According to a study published in the December edition of the journal Drug and Alcohol Dependence, almost 6% of all cancers worldwide are attributable to alcohol use and approximately half of them occur in tissues highly exposed to ethanol, such as the oral cavity, pharynx, upper larynx and esophagus. However, since ethanol is not mutagenic and the mutagenic metabolite of ethanol (acetaldehyde) is mainly produced in the liver, it is unclear why alcohol consumption preferentially exerts a local carcinogenic effect.
Recent findings indicate that the risk of cancer in a tissue is strongly correlated with the number of stem cell divisions accumulated by the tissue; the accumulation of stem cell divisions leads to the accumulation of cancer-promoting errors such as mutations occurring during DNA replication. Since cell death activates the division of stem cells, the authors suggest that the possible cytotoxicity of ethanol on the cells lining the tissues in direct contact with alcoholic beverages could explain the local carcinogenic effect of alcohol. In the study the authors report that short-term exposures (2-3 s) to ethanol concentrations between 10% and 15% start to cause a marked cytotoxic effect on human epithelial keratinocytes in a concentrationdependent manner.
The authors therefore propose that choosing alcoholic beverages containing non-cytotoxic concentrations of ethanol, or diluting ethanol to non-cytotoxic concentrations, may be a simple and effective way to reduce the risk of cancers of the oral cavity, pharynx, larynx and esophagus in alcohol users. This preventive strategy may also reduce the known synergistic effect of alcohol drinking and tobacco smoking on the risk of these cancers.
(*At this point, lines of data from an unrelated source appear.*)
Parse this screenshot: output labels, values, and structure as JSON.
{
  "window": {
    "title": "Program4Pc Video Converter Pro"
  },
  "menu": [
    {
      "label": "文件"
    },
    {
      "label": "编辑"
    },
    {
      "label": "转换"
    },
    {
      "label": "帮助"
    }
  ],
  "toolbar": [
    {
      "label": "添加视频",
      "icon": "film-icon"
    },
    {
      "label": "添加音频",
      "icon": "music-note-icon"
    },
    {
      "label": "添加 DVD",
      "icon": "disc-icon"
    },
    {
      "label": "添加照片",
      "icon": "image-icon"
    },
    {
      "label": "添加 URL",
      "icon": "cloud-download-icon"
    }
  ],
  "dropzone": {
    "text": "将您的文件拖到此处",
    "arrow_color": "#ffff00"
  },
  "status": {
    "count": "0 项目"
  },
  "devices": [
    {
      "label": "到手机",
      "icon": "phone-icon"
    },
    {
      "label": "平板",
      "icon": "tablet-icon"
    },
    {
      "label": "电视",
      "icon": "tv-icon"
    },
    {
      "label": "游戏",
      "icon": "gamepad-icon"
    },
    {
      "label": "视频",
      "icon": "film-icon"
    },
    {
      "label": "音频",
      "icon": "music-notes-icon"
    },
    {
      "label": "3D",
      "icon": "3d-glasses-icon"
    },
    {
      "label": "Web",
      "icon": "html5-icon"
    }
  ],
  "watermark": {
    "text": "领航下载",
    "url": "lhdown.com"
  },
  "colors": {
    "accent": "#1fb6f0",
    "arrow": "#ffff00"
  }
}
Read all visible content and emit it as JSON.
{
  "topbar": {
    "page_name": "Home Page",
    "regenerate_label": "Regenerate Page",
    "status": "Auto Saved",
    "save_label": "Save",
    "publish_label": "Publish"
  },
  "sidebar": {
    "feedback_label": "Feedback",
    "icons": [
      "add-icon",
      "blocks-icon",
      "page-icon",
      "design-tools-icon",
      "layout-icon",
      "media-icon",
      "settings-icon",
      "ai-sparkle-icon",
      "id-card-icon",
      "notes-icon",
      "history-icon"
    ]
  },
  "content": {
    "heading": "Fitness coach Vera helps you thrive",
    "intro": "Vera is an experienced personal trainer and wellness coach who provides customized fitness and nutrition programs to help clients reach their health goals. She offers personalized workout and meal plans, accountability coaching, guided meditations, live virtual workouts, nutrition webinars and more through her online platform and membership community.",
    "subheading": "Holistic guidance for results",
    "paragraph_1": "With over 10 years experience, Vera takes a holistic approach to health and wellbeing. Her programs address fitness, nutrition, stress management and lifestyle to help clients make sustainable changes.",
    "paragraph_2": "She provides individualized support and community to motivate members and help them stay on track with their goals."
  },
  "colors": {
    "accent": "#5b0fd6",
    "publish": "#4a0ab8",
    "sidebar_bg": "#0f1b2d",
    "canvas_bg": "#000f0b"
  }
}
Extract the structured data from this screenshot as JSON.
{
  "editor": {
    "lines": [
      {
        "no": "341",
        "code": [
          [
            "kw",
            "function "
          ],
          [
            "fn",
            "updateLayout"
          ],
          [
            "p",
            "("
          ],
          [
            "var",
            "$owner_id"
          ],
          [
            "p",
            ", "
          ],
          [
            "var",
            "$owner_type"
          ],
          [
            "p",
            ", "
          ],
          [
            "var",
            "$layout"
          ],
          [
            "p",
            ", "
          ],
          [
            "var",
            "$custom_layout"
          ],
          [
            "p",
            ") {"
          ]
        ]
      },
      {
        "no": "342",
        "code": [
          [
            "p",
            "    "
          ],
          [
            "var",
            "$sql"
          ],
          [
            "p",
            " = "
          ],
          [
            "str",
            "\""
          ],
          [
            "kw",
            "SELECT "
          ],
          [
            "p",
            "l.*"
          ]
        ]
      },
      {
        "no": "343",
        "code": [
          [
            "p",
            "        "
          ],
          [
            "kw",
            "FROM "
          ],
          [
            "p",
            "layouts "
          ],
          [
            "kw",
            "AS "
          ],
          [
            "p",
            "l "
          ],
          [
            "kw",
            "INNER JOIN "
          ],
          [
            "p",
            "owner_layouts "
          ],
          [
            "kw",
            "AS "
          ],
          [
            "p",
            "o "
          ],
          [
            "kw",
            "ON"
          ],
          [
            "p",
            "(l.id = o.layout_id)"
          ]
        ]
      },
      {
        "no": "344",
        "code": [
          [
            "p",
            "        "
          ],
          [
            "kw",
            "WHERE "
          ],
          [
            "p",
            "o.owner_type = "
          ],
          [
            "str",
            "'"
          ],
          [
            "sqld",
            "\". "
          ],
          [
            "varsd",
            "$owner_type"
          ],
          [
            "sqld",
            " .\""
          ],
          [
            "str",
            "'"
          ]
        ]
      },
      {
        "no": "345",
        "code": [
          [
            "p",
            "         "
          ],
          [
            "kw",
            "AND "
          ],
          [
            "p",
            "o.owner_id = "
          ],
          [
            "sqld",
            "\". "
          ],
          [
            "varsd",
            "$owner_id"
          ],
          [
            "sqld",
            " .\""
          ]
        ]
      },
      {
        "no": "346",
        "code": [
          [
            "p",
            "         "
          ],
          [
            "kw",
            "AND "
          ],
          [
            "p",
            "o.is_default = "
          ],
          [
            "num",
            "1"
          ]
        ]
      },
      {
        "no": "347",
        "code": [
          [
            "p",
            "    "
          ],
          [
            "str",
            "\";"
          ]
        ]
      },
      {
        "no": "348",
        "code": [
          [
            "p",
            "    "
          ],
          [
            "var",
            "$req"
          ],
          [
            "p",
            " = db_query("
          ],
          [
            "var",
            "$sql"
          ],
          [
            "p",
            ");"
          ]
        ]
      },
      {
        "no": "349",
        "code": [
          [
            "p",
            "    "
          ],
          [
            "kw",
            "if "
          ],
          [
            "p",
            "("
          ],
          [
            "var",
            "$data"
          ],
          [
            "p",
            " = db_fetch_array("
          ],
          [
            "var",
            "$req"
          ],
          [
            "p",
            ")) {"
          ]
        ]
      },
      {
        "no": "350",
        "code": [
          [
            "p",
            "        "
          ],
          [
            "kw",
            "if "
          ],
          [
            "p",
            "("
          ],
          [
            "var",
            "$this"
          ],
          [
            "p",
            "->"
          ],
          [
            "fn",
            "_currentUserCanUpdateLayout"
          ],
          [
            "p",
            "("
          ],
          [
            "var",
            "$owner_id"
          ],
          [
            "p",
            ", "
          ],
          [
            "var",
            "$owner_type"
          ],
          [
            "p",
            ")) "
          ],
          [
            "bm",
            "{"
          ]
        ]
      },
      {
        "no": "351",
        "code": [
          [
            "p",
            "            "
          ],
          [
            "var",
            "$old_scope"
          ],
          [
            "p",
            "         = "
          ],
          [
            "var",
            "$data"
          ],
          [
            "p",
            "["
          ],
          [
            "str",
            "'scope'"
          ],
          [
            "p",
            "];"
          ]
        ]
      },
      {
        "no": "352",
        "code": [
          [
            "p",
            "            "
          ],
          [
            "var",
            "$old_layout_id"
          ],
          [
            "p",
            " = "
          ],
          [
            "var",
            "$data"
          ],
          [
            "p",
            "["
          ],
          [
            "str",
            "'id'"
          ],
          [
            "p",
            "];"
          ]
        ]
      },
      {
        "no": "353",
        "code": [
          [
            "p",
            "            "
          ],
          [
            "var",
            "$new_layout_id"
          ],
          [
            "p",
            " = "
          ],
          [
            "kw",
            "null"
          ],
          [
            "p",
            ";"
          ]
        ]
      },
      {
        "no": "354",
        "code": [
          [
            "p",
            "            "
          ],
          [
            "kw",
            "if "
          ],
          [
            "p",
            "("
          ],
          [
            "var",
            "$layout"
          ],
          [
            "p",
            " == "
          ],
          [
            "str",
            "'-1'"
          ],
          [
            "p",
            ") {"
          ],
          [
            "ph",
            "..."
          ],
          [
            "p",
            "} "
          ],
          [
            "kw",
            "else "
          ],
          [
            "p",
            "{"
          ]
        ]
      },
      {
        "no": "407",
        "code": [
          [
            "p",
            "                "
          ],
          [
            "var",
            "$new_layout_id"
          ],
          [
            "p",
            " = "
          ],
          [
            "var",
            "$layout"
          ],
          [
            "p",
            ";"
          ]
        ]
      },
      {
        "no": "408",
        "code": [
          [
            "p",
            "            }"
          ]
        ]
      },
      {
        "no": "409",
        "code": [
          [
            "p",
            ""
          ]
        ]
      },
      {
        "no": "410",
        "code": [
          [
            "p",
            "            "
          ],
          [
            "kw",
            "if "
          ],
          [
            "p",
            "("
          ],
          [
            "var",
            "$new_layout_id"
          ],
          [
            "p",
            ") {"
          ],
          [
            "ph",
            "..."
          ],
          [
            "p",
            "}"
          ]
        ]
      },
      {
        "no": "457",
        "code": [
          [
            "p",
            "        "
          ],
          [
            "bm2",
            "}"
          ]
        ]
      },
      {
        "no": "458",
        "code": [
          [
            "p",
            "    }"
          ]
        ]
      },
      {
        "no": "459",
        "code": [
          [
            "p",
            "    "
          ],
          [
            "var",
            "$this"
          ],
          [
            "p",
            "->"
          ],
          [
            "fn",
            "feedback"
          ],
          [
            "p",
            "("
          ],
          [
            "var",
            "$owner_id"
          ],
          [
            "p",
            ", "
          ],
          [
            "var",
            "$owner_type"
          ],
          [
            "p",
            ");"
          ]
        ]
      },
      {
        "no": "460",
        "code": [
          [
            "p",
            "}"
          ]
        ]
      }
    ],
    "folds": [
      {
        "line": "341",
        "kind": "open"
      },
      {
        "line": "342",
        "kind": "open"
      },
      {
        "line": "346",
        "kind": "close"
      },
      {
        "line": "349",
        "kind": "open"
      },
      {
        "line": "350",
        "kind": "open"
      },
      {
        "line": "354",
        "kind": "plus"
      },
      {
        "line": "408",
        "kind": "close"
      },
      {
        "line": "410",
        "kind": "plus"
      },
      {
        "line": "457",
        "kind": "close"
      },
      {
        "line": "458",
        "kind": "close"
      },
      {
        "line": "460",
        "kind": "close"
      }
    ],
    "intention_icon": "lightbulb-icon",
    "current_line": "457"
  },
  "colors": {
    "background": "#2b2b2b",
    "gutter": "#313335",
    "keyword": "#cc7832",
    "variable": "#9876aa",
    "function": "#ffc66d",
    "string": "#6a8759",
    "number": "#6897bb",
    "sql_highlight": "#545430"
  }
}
Source: Avoiding the ingestion of cytotoxic concentrations of ethanol may reduce the risk of cancer associated with alcohol consumption. Guillén-Mancina E, Calderón-Montaño JM, López-Lázaro M. Drug Alcohol Depend. 2017 Dec 27;183:201-204.